--- Given entries ---

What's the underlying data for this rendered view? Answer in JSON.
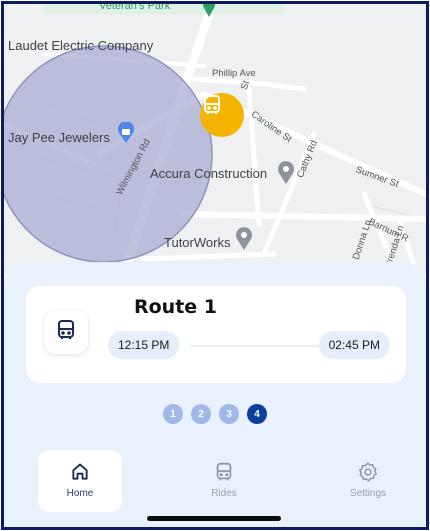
{
  "map": {
    "labels": {
      "park": "Veteran's Park",
      "electric": "Laudet Electric Company",
      "phillip": "Phillip Ave",
      "jewelers": "Jay Pee Jewelers",
      "wilmington": "Wilmington Rd",
      "caroline": "Caroline St",
      "st_small": "St",
      "cathy": "Cathy Rd",
      "accura": "Accura Construction",
      "sumner": "Sumner St",
      "barnum": "Barnum R",
      "tutor": "TutorWorks",
      "donna": "Donna Ln",
      "brenda": "Brenda Ln"
    },
    "colors": {
      "bus_marker": "#f5b400",
      "radius_fill": "#a9aed2",
      "poi_gray": "#8d939c",
      "poi_blue": "#4f86e8",
      "park_green": "#2e9e62"
    }
  },
  "route": {
    "title": "Route 1",
    "start_time": "12:15 PM",
    "end_time": "02:45 PM",
    "icon": "bus-icon"
  },
  "pager": [
    {
      "label": "1",
      "active": false
    },
    {
      "label": "2",
      "active": false
    },
    {
      "label": "3",
      "active": false
    },
    {
      "label": "4",
      "active": true
    }
  ],
  "nav": {
    "home": {
      "label": "Home",
      "icon": "home-icon",
      "active": true
    },
    "rides": {
      "label": "Rides",
      "icon": "bus-icon",
      "active": false
    },
    "settings": {
      "label": "Settings",
      "icon": "gear-icon",
      "active": false
    }
  },
  "theme": {
    "accent": "#0b3f9b",
    "frame": "#0d1b63",
    "sheet": "#e9f1fc"
  }
}
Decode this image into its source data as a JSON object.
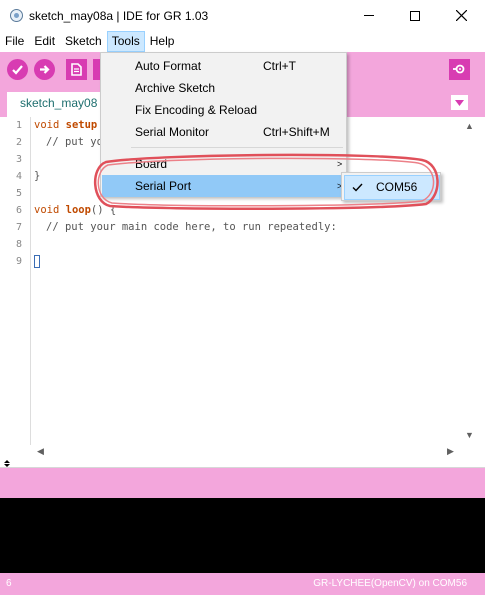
{
  "window": {
    "title": "sketch_may08a | IDE for GR 1.03",
    "icon": "app-icon"
  },
  "menubar": {
    "items": [
      {
        "label": "File"
      },
      {
        "label": "Edit"
      },
      {
        "label": "Sketch"
      },
      {
        "label": "Tools",
        "active": true
      },
      {
        "label": "Help"
      }
    ]
  },
  "toolbar": {
    "buttons": [
      "verify-icon",
      "upload-icon",
      "new-icon",
      "serial-monitor-icon"
    ]
  },
  "tab": {
    "label": "sketch_may08",
    "menu_icon": "tab-menu-icon"
  },
  "editor": {
    "line_numbers": [
      "1",
      "2",
      "3",
      "4",
      "5",
      "6",
      "7",
      "8",
      "9"
    ],
    "line1": {
      "type": "void",
      "fn": "setup"
    },
    "line2": {
      "comment": "// put yo"
    },
    "line4": {
      "text": "}"
    },
    "line6": {
      "type": "void",
      "fn": "loop",
      "rest": "() {"
    },
    "line7": {
      "comment": "// put your main code here, to run repeatedly:"
    }
  },
  "tools_menu": {
    "items": [
      {
        "label": "Auto Format",
        "shortcut": "Ctrl+T"
      },
      {
        "label": "Archive Sketch",
        "shortcut": ""
      },
      {
        "label": "Fix Encoding & Reload",
        "shortcut": ""
      },
      {
        "label": "Serial Monitor",
        "shortcut": "Ctrl+Shift+M"
      },
      {
        "label": "Board",
        "submenu": true
      },
      {
        "label": "Serial Port",
        "submenu": true,
        "highlighted": true
      }
    ]
  },
  "serial_port_submenu": {
    "items": [
      {
        "label": "COM56",
        "checked": true
      }
    ]
  },
  "status": {
    "line": "6",
    "board": "GR-LYCHEE(OpenCV) on COM56"
  },
  "colors": {
    "accent_pink": "#f3a6dc",
    "button_magenta": "#d83cb2",
    "menu_highlight": "#91c9f7",
    "annotation_red": "#e0505a"
  }
}
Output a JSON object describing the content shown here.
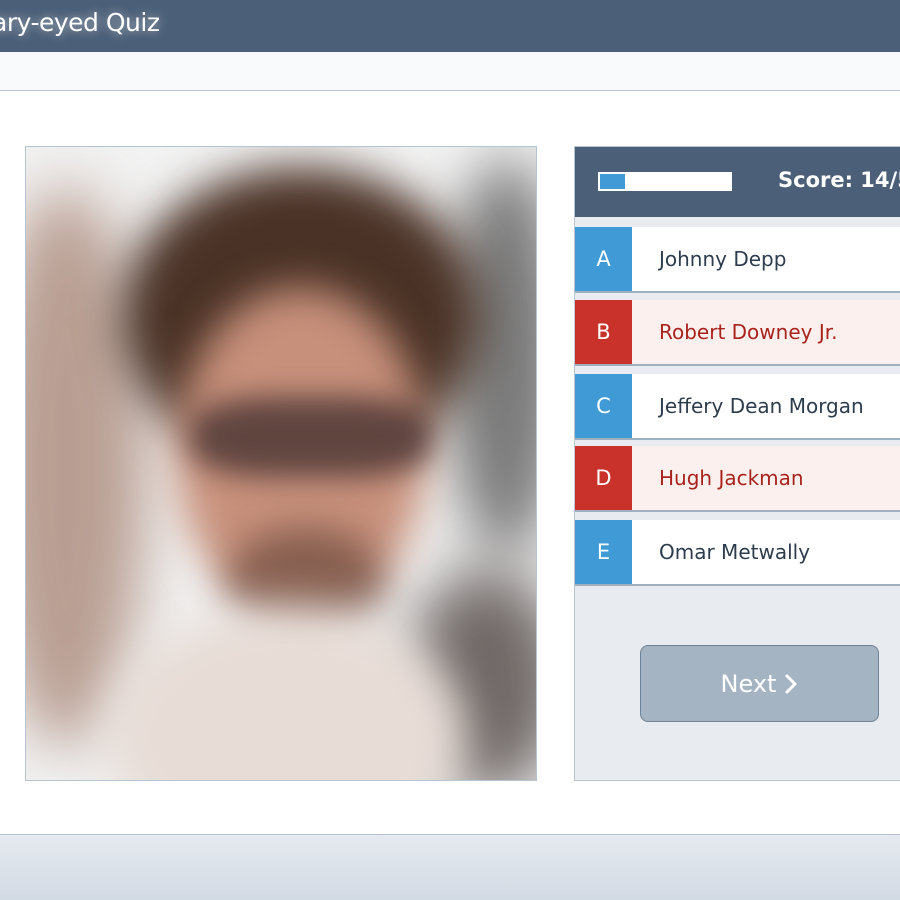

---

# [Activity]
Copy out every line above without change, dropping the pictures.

# [Answer section]
What's the underlying data for this rendered view? Answer in JSON.
{
  "map": {
    "labels": {
      "park": "Veteran's Park",
      "electric": "Laudet Electric Company",
      "phillip": "Phillip Ave",
      "jewelers": "Jay Pee Jewelers",
      "wilmington": "Wilmington Rd",
      "caroline": "Caroline St",
      "st_small": "St",
      "cathy": "Cathy Rd",
      "accura": "Accura Construction",
      "sumner": "Sumner St",
      "barnum": "Barnum R",
      "tutor": "TutorWorks",
      "donna": "Donna Ln",
      "brenda": "Brenda Ln"
    },
    "colors": {
      "bus_marker": "#f5b400",
      "radius_fill": "#a9aed2",
      "poi_gray": "#8d939c",
      "poi_blue": "#4f86e8",
      "park_green": "#2e9e62"
    }
  },
  "route": {
    "title": "Route 1",
    "start_time": "12:15 PM",
    "end_time": "02:45 PM",
    "icon": "bus-icon"
  },
  "pager": [
    {
      "label": "1",
      "active": false
    },
    {
      "label": "2",
      "active": false
    },
    {
      "label": "3",
      "active": false
    },
    {
      "label": "4",
      "active": true
    }
  ],
  "nav": {
    "home": {
      "label": "Home",
      "icon": "home-icon",
      "active": true
    },
    "rides": {
      "label": "Rides",
      "icon": "bus-icon",
      "active": false
    },
    "settings": {
      "label": "Settings",
      "icon": "gear-icon",
      "active": false
    }
  },
  "theme": {
    "accent": "#0b3f9b",
    "frame": "#0d1b63",
    "sheet": "#e9f1fc"
  }
}
Decode this image into its source data as a JSON object.
{
  "window": {
    "title": "sketch_may08a | IDE for GR 1.03",
    "icon": "app-icon"
  },
  "menubar": {
    "items": [
      {
        "label": "File"
      },
      {
        "label": "Edit"
      },
      {
        "label": "Sketch"
      },
      {
        "label": "Tools",
        "active": true
      },
      {
        "label": "Help"
      }
    ]
  },
  "toolbar": {
    "buttons": [
      "verify-icon",
      "upload-icon",
      "new-icon",
      "serial-monitor-icon"
    ]
  },
  "tab": {
    "label": "sketch_may08",
    "menu_icon": "tab-menu-icon"
  },
  "editor": {
    "line_numbers": [
      "1",
      "2",
      "3",
      "4",
      "5",
      "6",
      "7",
      "8",
      "9"
    ],
    "line1": {
      "type": "void",
      "fn": "setup"
    },
    "line2": {
      "comment": "// put yo"
    },
    "line4": {
      "text": "}"
    },
    "line6": {
      "type": "void",
      "fn": "loop",
      "rest": "() {"
    },
    "line7": {
      "comment": "// put your main code here, to run repeatedly:"
    }
  },
  "tools_menu": {
    "items": [
      {
        "label": "Auto Format",
        "shortcut": "Ctrl+T"
      },
      {
        "label": "Archive Sketch",
        "shortcut": ""
      },
      {
        "label": "Fix Encoding & Reload",
        "shortcut": ""
      },
      {
        "label": "Serial Monitor",
        "shortcut": "Ctrl+Shift+M"
      },
      {
        "label": "Board",
        "submenu": true
      },
      {
        "label": "Serial Port",
        "submenu": true,
        "highlighted": true
      }
    ]
  },
  "serial_port_submenu": {
    "items": [
      {
        "label": "COM56",
        "checked": true
      }
    ]
  },
  "status": {
    "line": "6",
    "board": "GR-LYCHEE(OpenCV) on COM56"
  },
  "colors": {
    "accent_pink": "#f3a6dc",
    "button_magenta": "#d83cb2",
    "menu_highlight": "#91c9f7",
    "annotation_red": "#e0505a"
  }
}
Output a JSON object describing the content shown here.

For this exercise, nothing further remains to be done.